|Chris Pine, Zachary Quinto, Benedict Cumberbatch, Karl Urban, John Cho, Zoe Saldana, Simon Pegg, Anton Yelchin
|May 9, 2013
After the successful reboot of Star Trek back in 2009 (which pulled in $385m at the international box-office), it was only matter of time before we saw the next instalment. Director JJ Abrams is again at the helm but it’s likely this will be his last film in the franchise. He’s been tapped on the shoulder by Walt Disney Pictures to create a new Star Wars film for release in mid-2015.
Following his heroics at the end of the previous movie, Captain James T. Kirk (Pine) has found himself in hot water. After disobeying orders on a recent mission, Kirk has been stripped of his leadership duties aboard the U.S.S. Enterprise by his superiors. They’re not happy with his disregard for rules – a key one being to explore and observe other planets… as opposed to interfering.
Kirk’s time on the sideline will be short lived.
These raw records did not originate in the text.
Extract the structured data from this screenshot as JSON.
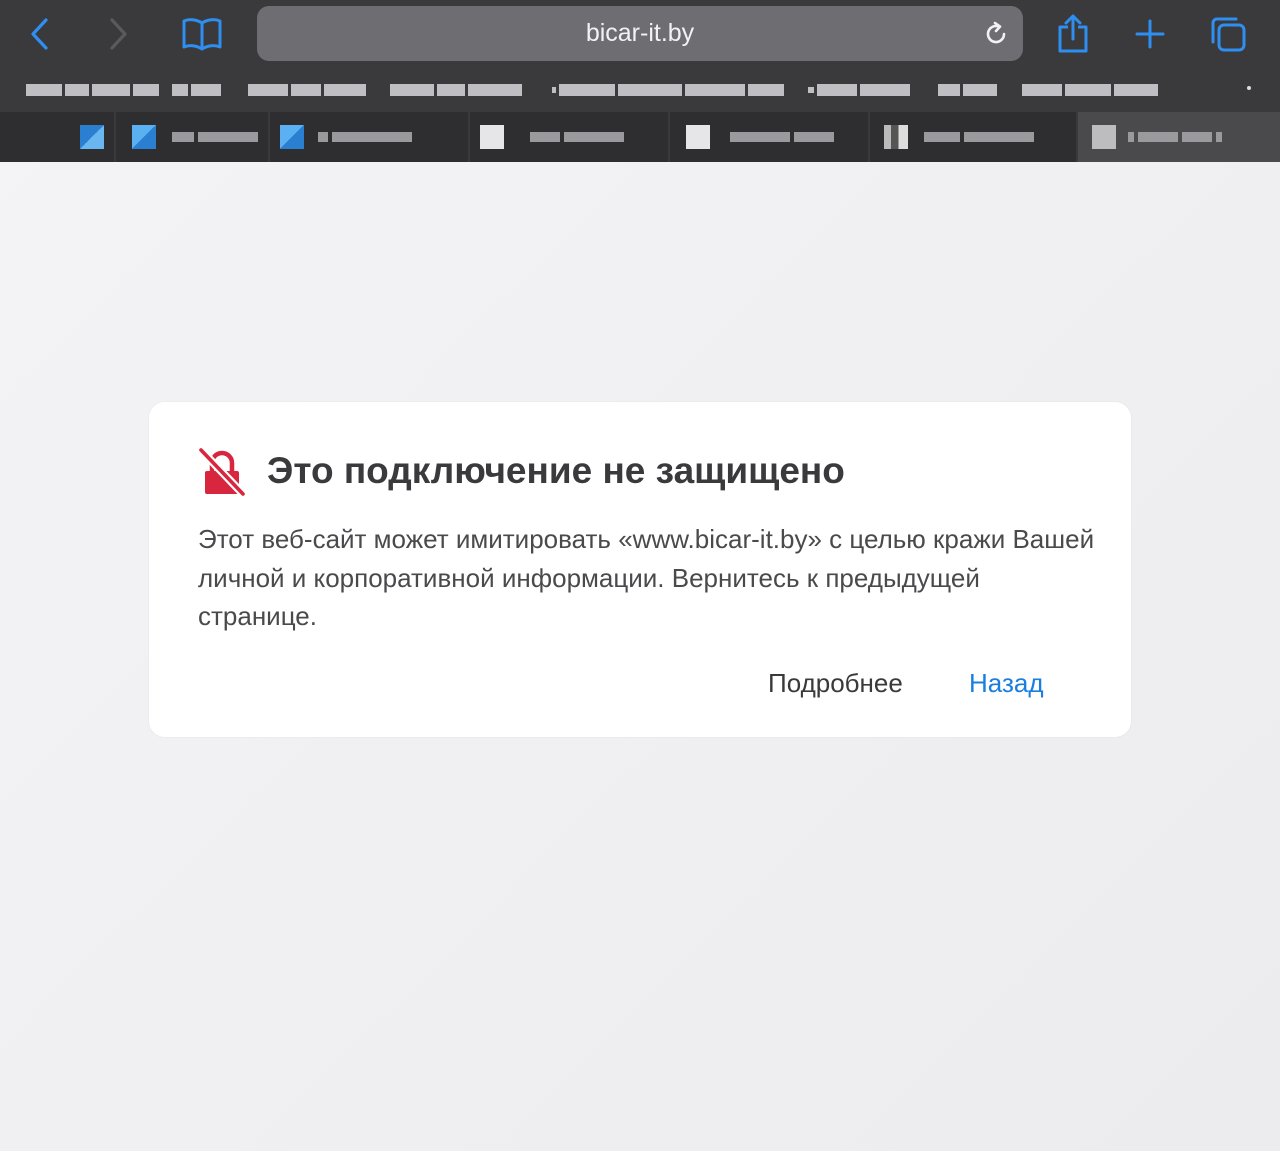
{
  "toolbar": {
    "back_icon": "chevron-left-icon",
    "forward_icon": "chevron-right-icon",
    "bookmarks_icon": "book-icon",
    "url": "bicar-it.by",
    "reload_icon": "reload-icon",
    "share_icon": "share-icon",
    "new_tab_icon": "plus-icon",
    "tabs_icon": "tabs-icon",
    "accent_color": "#2f8ff0"
  },
  "error_card": {
    "icon": "broken-lock-icon",
    "icon_color": "#d7263d",
    "title": "Это подключение не защищено",
    "message": "Этот веб-сайт может имитировать «www.bicar-it.by» с целью кражи Вашей личной и корпоративной информации. Вернитесь к предыдущей странице.",
    "details_label": "Подробнее",
    "back_label": "Назад",
    "back_color": "#1a7ee0"
  }
}
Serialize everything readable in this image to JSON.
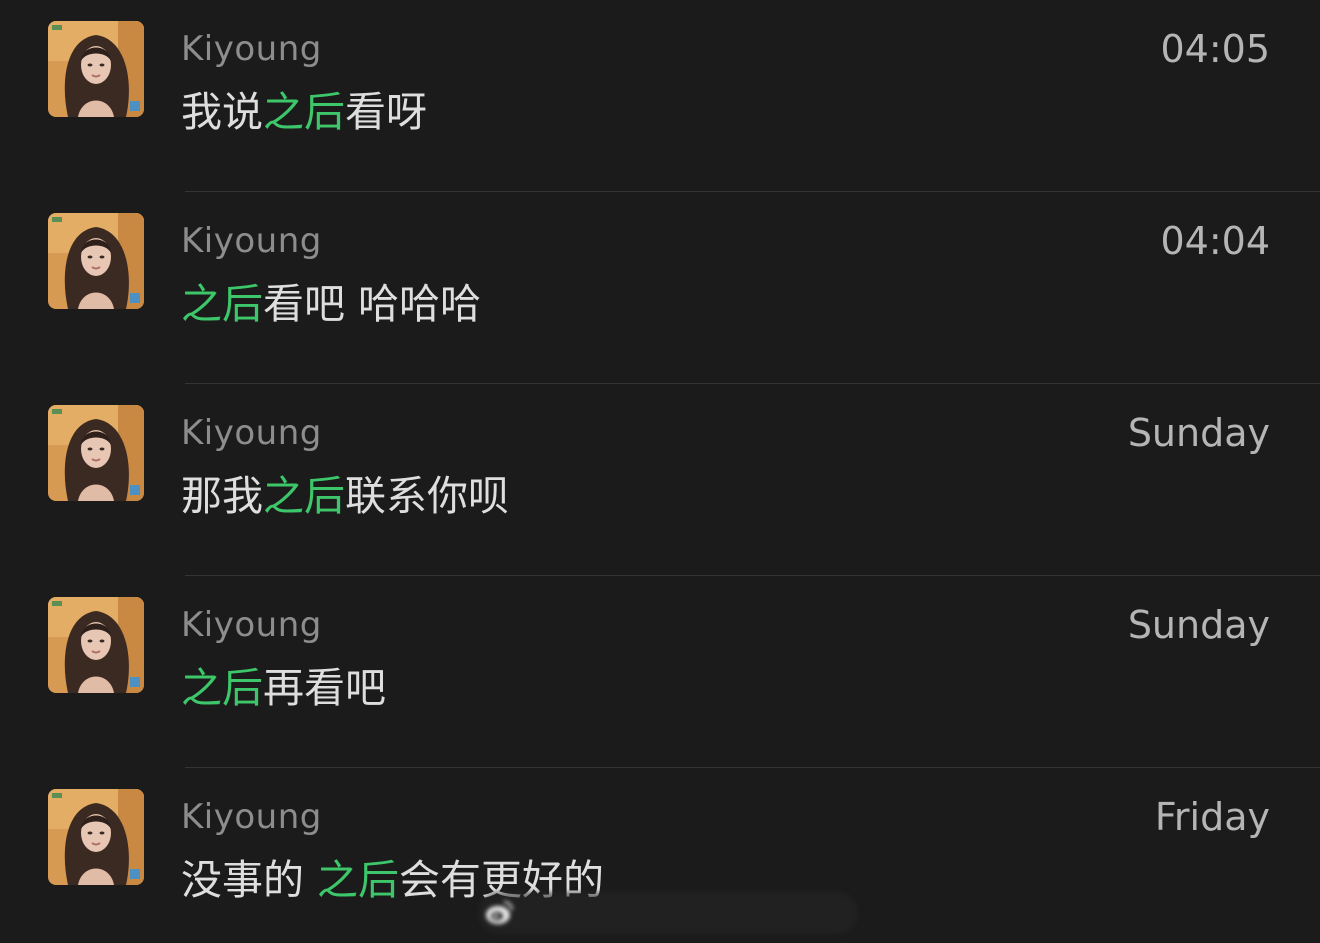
{
  "colors": {
    "background": "#1b1b1b",
    "highlight": "#3dc76a",
    "name_text": "#8d8d8d",
    "message_text": "#dedede",
    "time_text": "#b5b5b5",
    "divider": "#333333"
  },
  "results": [
    {
      "name": "Kiyoung",
      "time": "04:05",
      "message": {
        "before": "我说",
        "match": "之后",
        "after": "看呀"
      }
    },
    {
      "name": "Kiyoung",
      "time": "04:04",
      "message": {
        "before": "",
        "match": "之后",
        "after": "看吧 哈哈哈"
      }
    },
    {
      "name": "Kiyoung",
      "time": "Sunday",
      "message": {
        "before": "那我",
        "match": "之后",
        "after": "联系你呗"
      }
    },
    {
      "name": "Kiyoung",
      "time": "Sunday",
      "message": {
        "before": "",
        "match": "之后",
        "after": "再看吧"
      }
    },
    {
      "name": "Kiyoung",
      "time": "Friday",
      "message": {
        "before": "没事的 ",
        "match": "之后",
        "after": "会有更好的"
      }
    }
  ],
  "avatar_icon": "profile-photo-icon",
  "watermark_icon": "weibo-logo-icon"
}
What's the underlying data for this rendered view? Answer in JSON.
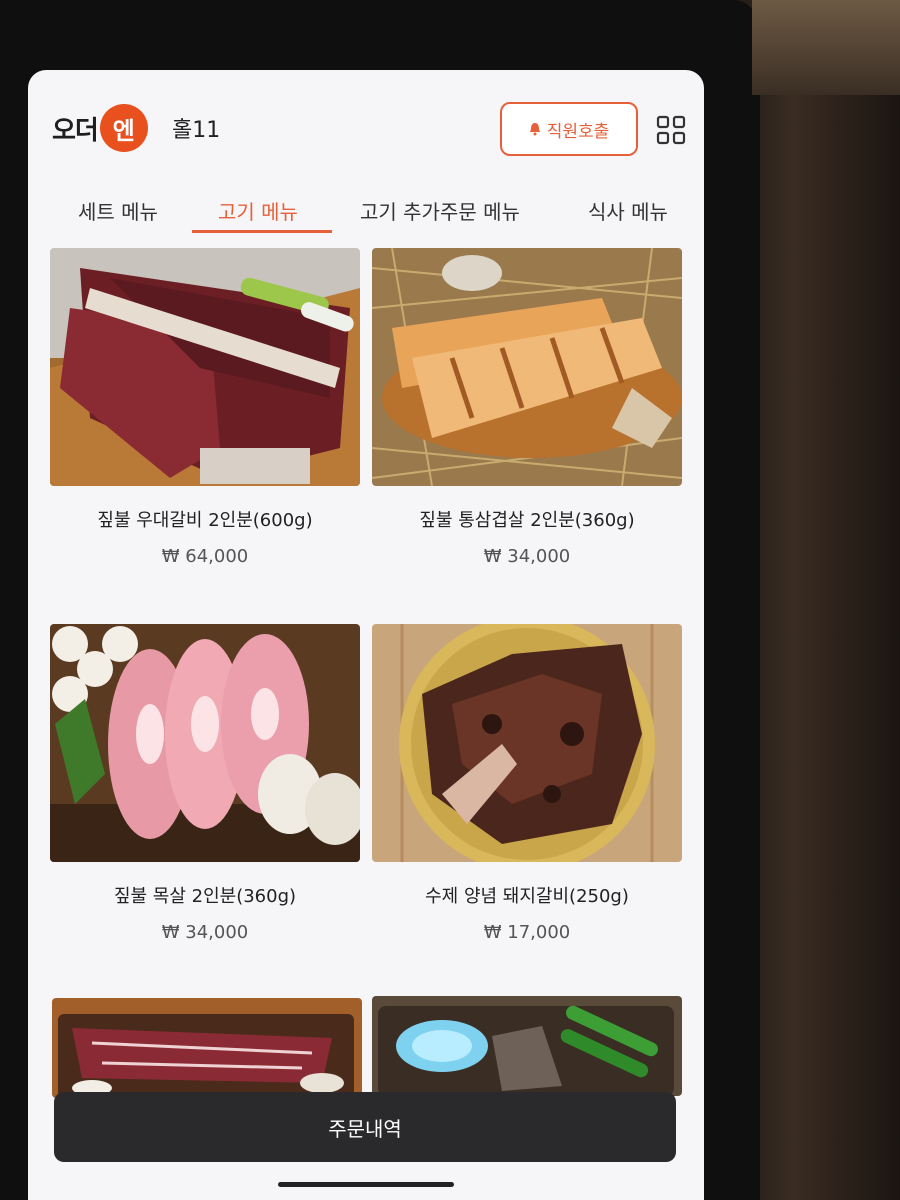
{
  "header": {
    "logo_part1": "오더",
    "logo_part2": "엔",
    "table_name": "홀11",
    "call_button": "직원호출"
  },
  "tabs": [
    {
      "label": "세트 메뉴",
      "active": false
    },
    {
      "label": "고기 메뉴",
      "active": true
    },
    {
      "label": "고기 추가주문 메뉴",
      "active": false
    },
    {
      "label": "식사 메뉴",
      "active": false
    }
  ],
  "menu": [
    {
      "name": "짚불 우대갈비 2인분(600g)",
      "price": "₩ 64,000"
    },
    {
      "name": "짚불 통삼겹살 2인분(360g)",
      "price": "₩ 34,000"
    },
    {
      "name": "짚불 목살 2인분(360g)",
      "price": "₩ 34,000"
    },
    {
      "name": "수제 양념 돼지갈비(250g)",
      "price": "₩ 17,000"
    },
    {
      "name": "",
      "price": ""
    },
    {
      "name": "",
      "price": ""
    }
  ],
  "order_button": "주문내역",
  "colors": {
    "accent": "#e6613a",
    "logo": "#e8501e",
    "bottom_bar": "#2a2a2c"
  }
}
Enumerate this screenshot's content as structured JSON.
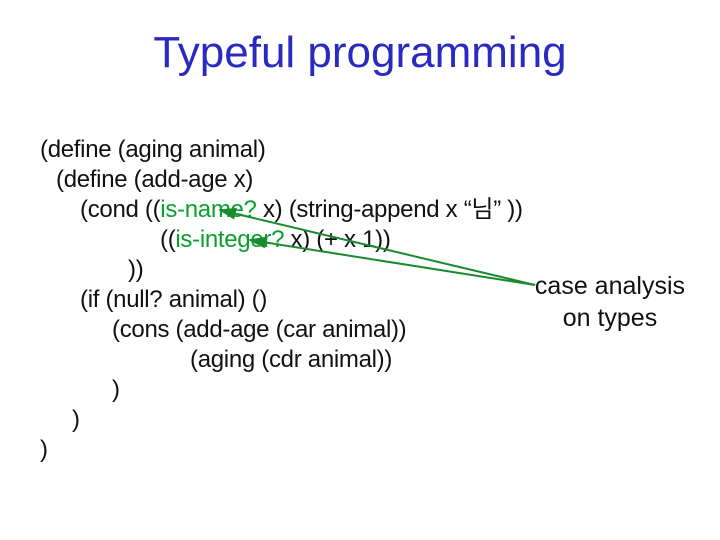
{
  "title": "Typeful programming",
  "code": {
    "l1": "(define (aging animal)",
    "l2": "(define (add-age x)",
    "l3_pre": "(cond ((",
    "l3_hl": "is-name?",
    "l3_post": " x) (string-append x  “님” ))",
    "l4_pre": "((",
    "l4_hl": "is-integer?",
    "l4_post": " x) (+ x 1))",
    "l5": "))",
    "l6": "(if (null? animal) ()",
    "l7": "(cons (add-age (car animal))",
    "l8": "(aging (cdr animal))",
    "l9": ")",
    "l10": ")",
    "l11": ")"
  },
  "annotation": {
    "line1": "case analysis",
    "line2": "on types"
  },
  "colors": {
    "title": "#2a2ac0",
    "highlight": "#0aa030",
    "arrow": "#1a8a2e"
  }
}
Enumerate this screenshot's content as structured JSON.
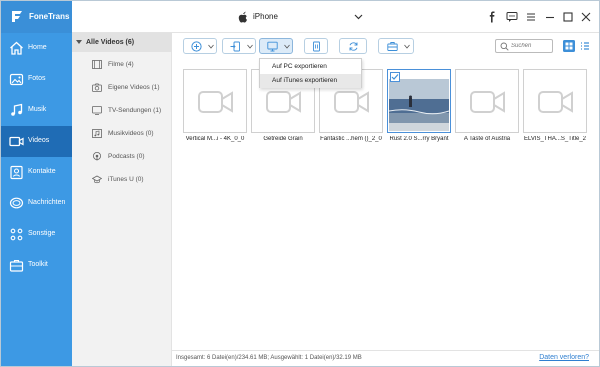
{
  "app": {
    "name": "FoneTrans"
  },
  "device": {
    "name": "iPhone"
  },
  "colors": {
    "nav_bg": "#3d99e4",
    "nav_active": "#1f6cb5",
    "link": "#2f7fd0",
    "selection": "#4a90d9"
  },
  "nav": {
    "items": [
      {
        "label": "Home",
        "icon": "home-icon"
      },
      {
        "label": "Fotos",
        "icon": "photos-icon"
      },
      {
        "label": "Musik",
        "icon": "music-icon"
      },
      {
        "label": "Videos",
        "icon": "video-icon",
        "active": true
      },
      {
        "label": "Kontakte",
        "icon": "contacts-icon"
      },
      {
        "label": "Nachrichten",
        "icon": "messages-icon"
      },
      {
        "label": "Sonstige",
        "icon": "other-icon"
      },
      {
        "label": "Toolkit",
        "icon": "toolkit-icon"
      }
    ]
  },
  "categories": {
    "header": "Alle Videos (6)",
    "items": [
      {
        "label": "Filme (4)",
        "icon": "film-icon"
      },
      {
        "label": "Eigene Videos (1)",
        "icon": "camera-icon"
      },
      {
        "label": "TV-Sendungen (1)",
        "icon": "tv-icon"
      },
      {
        "label": "Musikvideos (0)",
        "icon": "music-video-icon"
      },
      {
        "label": "Podcasts (0)",
        "icon": "podcast-icon"
      },
      {
        "label": "iTunes U (0)",
        "icon": "itunes-u-icon"
      }
    ]
  },
  "search": {
    "placeholder": "Suchen"
  },
  "export_menu": {
    "items": [
      "Auf PC exportieren",
      "Auf iTunes exportieren"
    ]
  },
  "videos": [
    {
      "title": "Vertical M...i - 4K_0_0"
    },
    {
      "title": "Getreide   Grain"
    },
    {
      "title": "Fantastic ...hem ()_2_0"
    },
    {
      "title": "Rust 2.0 S...rry Bryant",
      "selected": true
    },
    {
      "title": "A Taste of Austria"
    },
    {
      "title": "ELVIS_THA...S_Title_2"
    }
  ],
  "status": {
    "summary": "Insgesamt: 6 Datei(en)/234.61 MB; Ausgewählt: 1 Datei(en)/32.19 MB",
    "lost_link": "Daten verloren?"
  }
}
Earth will be attacked – not by an alien adversary but rather someone from within. A top agent by the name of John Harrison (Cumberbatch) bombed the Star Fleet Archives in London, fired on Star Fleet Headquarters in San Francisco and then fled to a distant planet. What were his motives? Why did he flee?
After several lives are lost, Kirk is asked to head into the far-depths of space. The mission is not to apprehend Harrison but rather, destroy the uninhabited planet on which he is hiding. Kirk will be assisted by some familiar faces aboard the U.S.S. Enterprise including the by-the-book Commander Spock (Quinto), Lieutenant Commander McCoy (Urban), Lieutenant Sulu (Cho) and Lieutenant Uhura (Saldana). Not joining them is chief engineer Lieutenant Commander Scott (Pegg) who has concerns about the weaponry aboard the ship.
Details of the plot were kept tight-lipped prior to the film’s release and there are a few interesting twists in this tale. I particularly enjoyed rising British star Benedict Cumberbatch in the role of the villain. He’s a mysterious character who is clearly keeping his cards close to his chest, waiting to show them at an opportune moment. He’ll keep you guessing, that’s for sure.
The film comes with its fair share of adrenalin-pumping action sequences. In fact, I’d say there’s probably a few too many. Aside from a few meaningful conversations early in the film, there isn’t much in the way of character interaction. For example, there’s an interesting subplot about the tension between Commander Spock and Lieutenant Uhura but it never really goes anywhere. Other characters, such as Ensign Chekov (Yelchin), are hardly seen at all.
Star Trek Into Darkness is worth a trip to the cinema but be careful not to set your expectations too high (fans especially). I’d say it ranks slightly below the 2009 reboot - it's good, not great.
You can read my interview with director J.J. Abrams by clicking here.